Last summer I started hearing about the amount of cash 'sitting on the sidelines' of the market. Multiple articles have been written about this phenomenon. Here is one from Forbes, and one from The Atlantic. Many investors were scared out of the market in 2009 and 2010, and have been reluctant to get back in. Now that we have had a stellar year, money seems to be flowing back into the markets. This same market rise is causing other investors concern and reactionary articles advising holding large percentages of cash are rampant.
I am not so reactionary. Even so, I also have been generally moving out of 'second string' companies into larger, 'safer', companies with strong dividend-growth and dividend histories. As a newer investor in aggressive acquisition mode, with a long time horizon, I am not willing to sit on the sidelines and miss out on the opportunity to establish a growing dividend stream. I have specific goals and targets and the only purpose of my investing is to fund retirement, not a lifestyle. I do not need to pick winning stocks, though a winner here or there never hurts. I need to create a balanced portfolio that will produce an average total return of about 5% a year in capital gain, and 4% in dividends. Whenever I have investable cash, I search about for great opportunities and invest it.
I am not a value investor, but I am not opposed to picking up a quality company that has fallen on challenging times. (Telecoms this summer and REIT's recently and going forward). I am not a momentum investor, but I am not opposed to jumping into a quality company when it is on a roll (such as Visa (NYSE:V), Canadian National Railway (NYSE:CNI), and the Canadian Banks (NYSE:TD), (NYSE:RY))
Financials have done very well and will continue to do well in a rising interest rate environment and the market story of money flowing into the markets this fall has made me look further at who will profit from this.
Exchange Traded Funds began in Canada in 1990, and in the interim 23 years have blossomed to number several thousand. They represent a wide variety of products from whole indexes to varied, specialized corners of the market. Most average people have now heard of them and many retail investors prefer them over mutual funds for their lower MER and tradability and over individual stocks for the diversification. The fear of the unproven product has worn off and ETF's are an area that I think will benefit significant from money flowing back into the markets.
WisdomTree is a pure play on ETF's. They currently offer eighty-four ETF's covering a wide spectrum of the market. Money is certainly flowing into their funds with their organic growth outpacing their competitors as shown in this table.
This next table shows their standing on the inflow rating compared to competitors. Sadly, Vanguard is not a publicly-traded company.
Charts above are from WETF investor website.
The major drawback with WETF for me is that it does not pay a dividend. As an investor who focuses on dividend, and growing my future dividend stream, it is rare that I would consider a non-dividend paying company to invest in. However, as with value investing, and momentum investing, I would also not consider myself a growth investor, but an occasional measured branching out into a growth company is not out of the realm of possibility for me.
The major attraction for me to WETF is the FAST Graph (used with permission from Chuck Carnevale). Even though the P/E is a spectacular 56, the earnings have substantially outpaced the price.
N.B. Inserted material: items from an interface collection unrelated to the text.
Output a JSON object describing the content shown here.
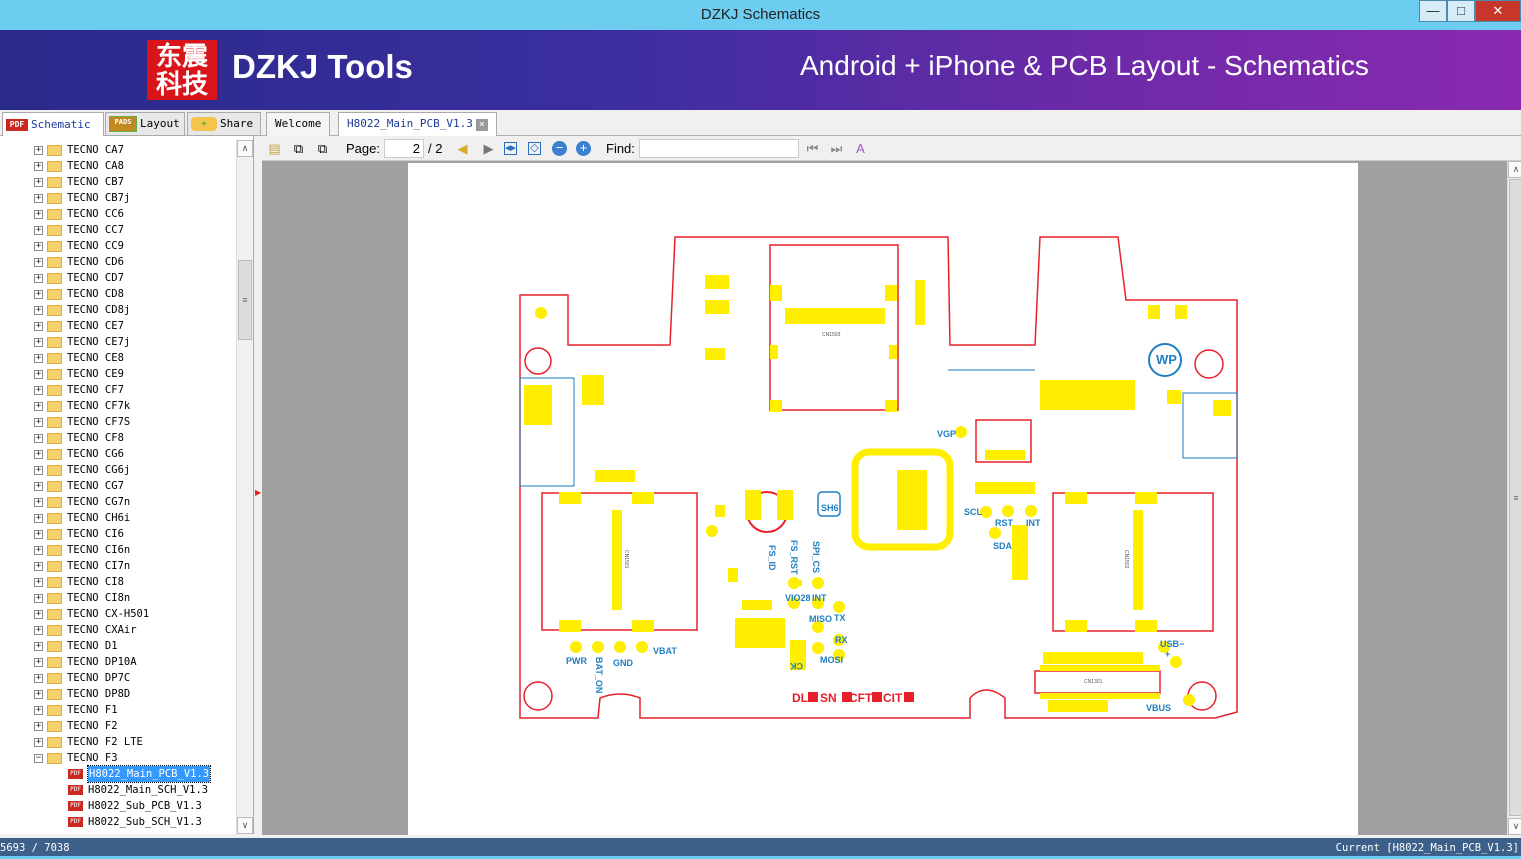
{
  "window": {
    "title": "DZKJ Schematics",
    "minimize": "—",
    "maximize": "□",
    "close": "✕"
  },
  "banner": {
    "logo_text": "东震科技",
    "brand": "DZKJ Tools",
    "tagline": "Android + iPhone & PCB Layout - Schematics"
  },
  "left_tabs": [
    {
      "label": "Schematic",
      "icon": "PDF"
    },
    {
      "label": "Layout",
      "icon": "PADS"
    },
    {
      "label": "Share",
      "icon": "cloud-plus"
    }
  ],
  "doc_tabs": [
    {
      "label": "Welcome"
    },
    {
      "label": "H8022_Main_PCB_V1.3"
    }
  ],
  "tree": {
    "folders": [
      "TECNO CA7",
      "TECNO CA8",
      "TECNO CB7",
      "TECNO CB7j",
      "TECNO CC6",
      "TECNO CC7",
      "TECNO CC9",
      "TECNO CD6",
      "TECNO CD7",
      "TECNO CD8",
      "TECNO CD8j",
      "TECNO CE7",
      "TECNO CE7j",
      "TECNO CE8",
      "TECNO CE9",
      "TECNO CF7",
      "TECNO CF7k",
      "TECNO CF7S",
      "TECNO CF8",
      "TECNO CG6",
      "TECNO CG6j",
      "TECNO CG7",
      "TECNO CG7n",
      "TECNO CH6i",
      "TECNO CI6",
      "TECNO CI6n",
      "TECNO CI7n",
      "TECNO CI8",
      "TECNO CI8n",
      "TECNO CX-H501",
      "TECNO CXAir",
      "TECNO D1",
      "TECNO DP10A",
      "TECNO DP7C",
      "TECNO DP8D",
      "TECNO F1",
      "TECNO F2",
      "TECNO F2 LTE",
      "TECNO F3"
    ],
    "files": [
      "H8022_Main_PCB_V1.3",
      "H8022_Main_SCH_V1.3",
      "H8022_Sub_PCB_V1.3",
      "H8022_Sub_SCH_V1.3"
    ],
    "selected": "H8022_Main_PCB_V1.3"
  },
  "toolbar": {
    "page_label": "Page:",
    "page_value": "2",
    "page_total": "/ 2",
    "find_label": "Find:",
    "find_value": ""
  },
  "pcb": {
    "labels": {
      "vgp": "VGP",
      "scl": "SCL",
      "rst": "RST",
      "int1": "INT",
      "sda": "SDA",
      "fs_id": "FS_ID",
      "fs_rst": "FS_RST",
      "spi_cs": "SPI_CS",
      "vio28": "VIO28",
      "int2": "INT",
      "miso": "MISO",
      "tx": "TX",
      "rx": "RX",
      "mosi": "MOSI",
      "ck": "CK",
      "pwr": "PWR",
      "bat_on": "BAT_ON",
      "gnd": "GND",
      "vbat": "VBAT",
      "usb": "USB",
      "minus": "−",
      "plus": "+",
      "vbus": "VBUS",
      "wp": "WP",
      "sh6": "SH6",
      "cn1503": "CN1503",
      "cn1501": "CN1501",
      "cn1502": "CN1502",
      "cn1301": "CN1301",
      "dl": "DL",
      "sn": "SN",
      "cft": "CFT",
      "cit": "CIT"
    }
  },
  "status": {
    "count": "5693 / 7038",
    "current": "Current [H8022_Main_PCB_V1.3]"
  },
  "colors": {
    "title_bar": "#6ccdf0",
    "status_bar": "#3c6089",
    "pcb_outline": "#e8202a",
    "pcb_pad": "#ffee00",
    "pcb_label": "#1f7fc0"
  }
}
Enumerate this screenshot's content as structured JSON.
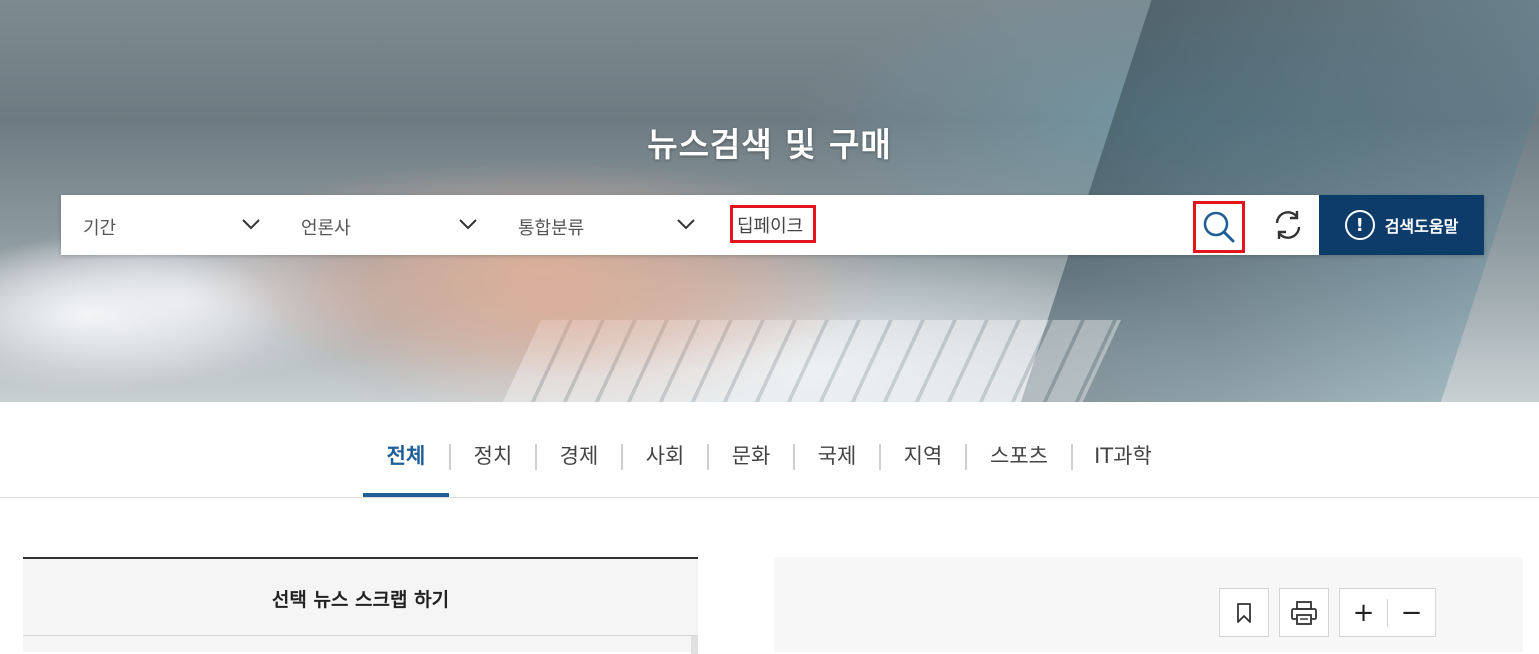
{
  "hero": {
    "title": "뉴스검색 및 구매"
  },
  "search": {
    "period_label": "기간",
    "press_label": "언론사",
    "category_label": "통합분류",
    "query_value": "딥페이크",
    "help_label": "검색도움말"
  },
  "icons": {
    "search": "search-icon",
    "reset": "refresh-icon",
    "help": "exclamation-circle-icon",
    "dropdown": "chevron-down-icon",
    "bookmark": "bookmark-icon",
    "print": "printer-icon"
  },
  "colors": {
    "accent": "#1e5f98",
    "help_button_bg": "#0d3c6b",
    "highlight": "#e3161f"
  },
  "tabs": [
    {
      "label": "전체",
      "active": true
    },
    {
      "label": "정치",
      "active": false
    },
    {
      "label": "경제",
      "active": false
    },
    {
      "label": "사회",
      "active": false
    },
    {
      "label": "문화",
      "active": false
    },
    {
      "label": "국제",
      "active": false
    },
    {
      "label": "지역",
      "active": false
    },
    {
      "label": "스포츠",
      "active": false
    },
    {
      "label": "IT과학",
      "active": false
    }
  ],
  "scrap": {
    "title": "선택 뉴스 스크랩 하기"
  },
  "tools": {
    "zoom_in": "+",
    "zoom_out": "−"
  }
}
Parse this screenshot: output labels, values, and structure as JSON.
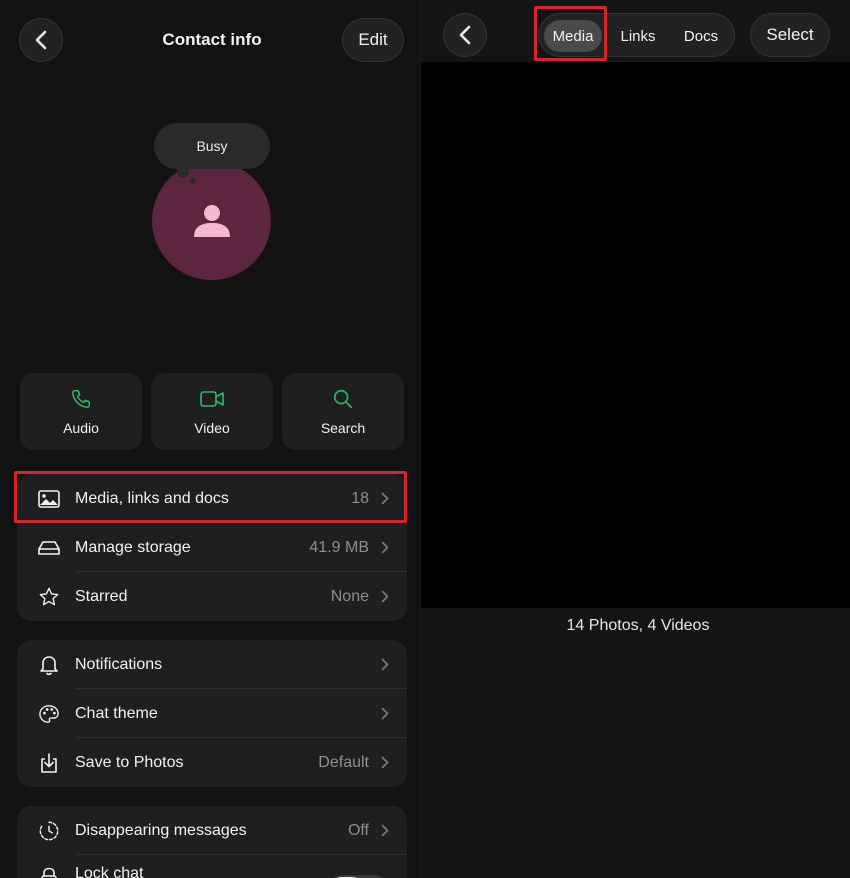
{
  "contact_panel": {
    "title": "Contact info",
    "edit_label": "Edit",
    "status": "Busy",
    "actions": [
      {
        "label": "Audio",
        "icon": "phone-icon"
      },
      {
        "label": "Video",
        "icon": "video-camera-icon"
      },
      {
        "label": "Search",
        "icon": "search-icon"
      }
    ],
    "group1": [
      {
        "label": "Media, links and docs",
        "value": "18",
        "icon": "image-icon"
      },
      {
        "label": "Manage storage",
        "value": "41.9 MB",
        "icon": "storage-drive-icon"
      },
      {
        "label": "Starred",
        "value": "None",
        "icon": "star-icon"
      }
    ],
    "group2": [
      {
        "label": "Notifications",
        "value": "",
        "icon": "bell-icon"
      },
      {
        "label": "Chat theme",
        "value": "",
        "icon": "palette-icon"
      },
      {
        "label": "Save to Photos",
        "value": "Default",
        "icon": "save-download-icon"
      }
    ],
    "group3": [
      {
        "label": "Disappearing messages",
        "value": "Off",
        "icon": "timer-icon"
      },
      {
        "label": "Lock chat",
        "icon": "lock-icon",
        "toggle_on": false
      }
    ]
  },
  "media_panel": {
    "tabs": [
      "Media",
      "Links",
      "Docs"
    ],
    "selected_tab": "Media",
    "select_label": "Select",
    "summary": "14 Photos, 4 Videos"
  },
  "colors": {
    "accent_green": "#2fb86a",
    "avatar_bg": "#5c2540",
    "avatar_figure": "#f6b8cf",
    "highlight_red": "#d6242f"
  }
}
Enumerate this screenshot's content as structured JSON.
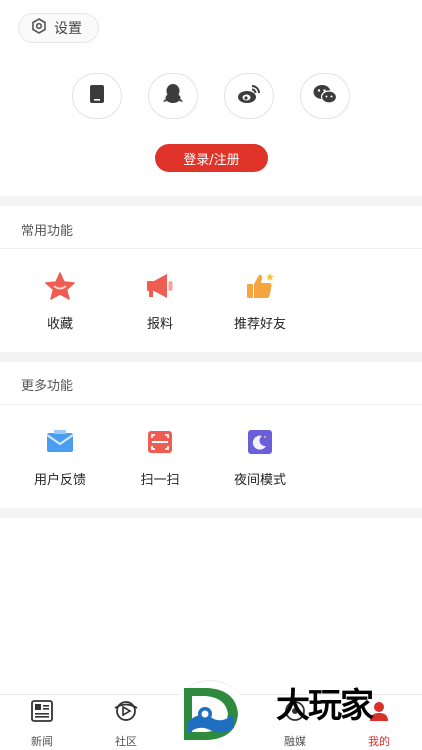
{
  "header": {
    "settings_label": "设置",
    "settings_icon": "hexagon-gear-icon"
  },
  "login": {
    "methods": [
      {
        "name": "phone",
        "icon": "phone-icon"
      },
      {
        "name": "qq",
        "icon": "qq-penguin-icon"
      },
      {
        "name": "weibo",
        "icon": "weibo-icon"
      },
      {
        "name": "wechat",
        "icon": "wechat-icon"
      }
    ],
    "button_label": "登录/注册"
  },
  "common_functions": {
    "title": "常用功能",
    "items": [
      {
        "label": "收藏",
        "icon": "star-icon"
      },
      {
        "label": "报料",
        "icon": "megaphone-icon"
      },
      {
        "label": "推荐好友",
        "icon": "thumbs-up-icon"
      }
    ]
  },
  "more_functions": {
    "title": "更多功能",
    "items": [
      {
        "label": "用户反馈",
        "icon": "envelope-icon"
      },
      {
        "label": "扫一扫",
        "icon": "scan-icon"
      },
      {
        "label": "夜间模式",
        "icon": "moon-icon"
      }
    ]
  },
  "tabbar": {
    "tabs": [
      {
        "label": "新闻",
        "icon": "newspaper-icon",
        "active": false
      },
      {
        "label": "社区",
        "icon": "orbit-icon",
        "active": false
      },
      {
        "label": "融媒",
        "icon": "media-icon",
        "active": false
      },
      {
        "label": "我的",
        "icon": "person-icon",
        "active": true
      }
    ],
    "center_logo": "app-logo-icon"
  },
  "watermark": {
    "text": "大玩家"
  },
  "colors": {
    "accent": "#e0342a",
    "active_tab": "#d8302a",
    "band": "#f3f3f3"
  }
}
The sidebar notes that the operating earnings growth is 236.4%.
The 5 year estimated total return is 20.5%
BlackRock is a much more diversified investment management company. BlackRock owns iShares which also offers ETF's. But the rest of their business crosses the entire wealth management spectrum. It is a much more moderate, mature business. The quarterly dividend is 2.2% with a 5 year dividend growth average of 18% (12% for this year) and a payout ratio of 43%. The debt to long term capital invested is also low, at 21%. Analysts are quite happy with this company, with S&P rating it a five star strong buy. The dividend-growth is not the only thing to like about this company. Its operating earnings growth is around 20% and the FASTGraph demonstrates that despite the run over the last couple years, there is room for some more yet. The average rate of return over the past 10 years is 19.3%.
The 5 year estimated total return is 14.4%
As a dividend-growth investor, BLK has the basic characteristics desirable for investing, but the growth, being a large, best of breed company, and the market story, move it to the top of the list for me.
I wrestled with the question of which of these companies to invest in and last month and after days of comparing and contrasting, decided to initiate a position in each of WETF and BLK. In contrast to my usual averaging in, I piled right in with a full position in both.
It is important to note that WETF is not necessarily a long-term hold for me, but an opportunity to grow my contribution pile and roll the gains over to dividend payers. So far, I have gains of about 15%, and I fully understand those could vanish or double at any time. Unlike my former technical trading days when I would not bother to look at company's fundamentals, I am walking into this 'trade' with my eyes wide open.
BLK remains flat for me so far, but I look forward to seeing where this company heads over the next few quarters and throughout 2013.
Are companies active in ETF's attractive to you?
Disclosure: I am long WETF, BLK, V, CNI, RY, TD. I wrote this article myself, and it expresses my own opinions. I am not receiving compensation for it (other than from Seeking Alpha). I have no business relationship with any company whose stock is mentioned in this article.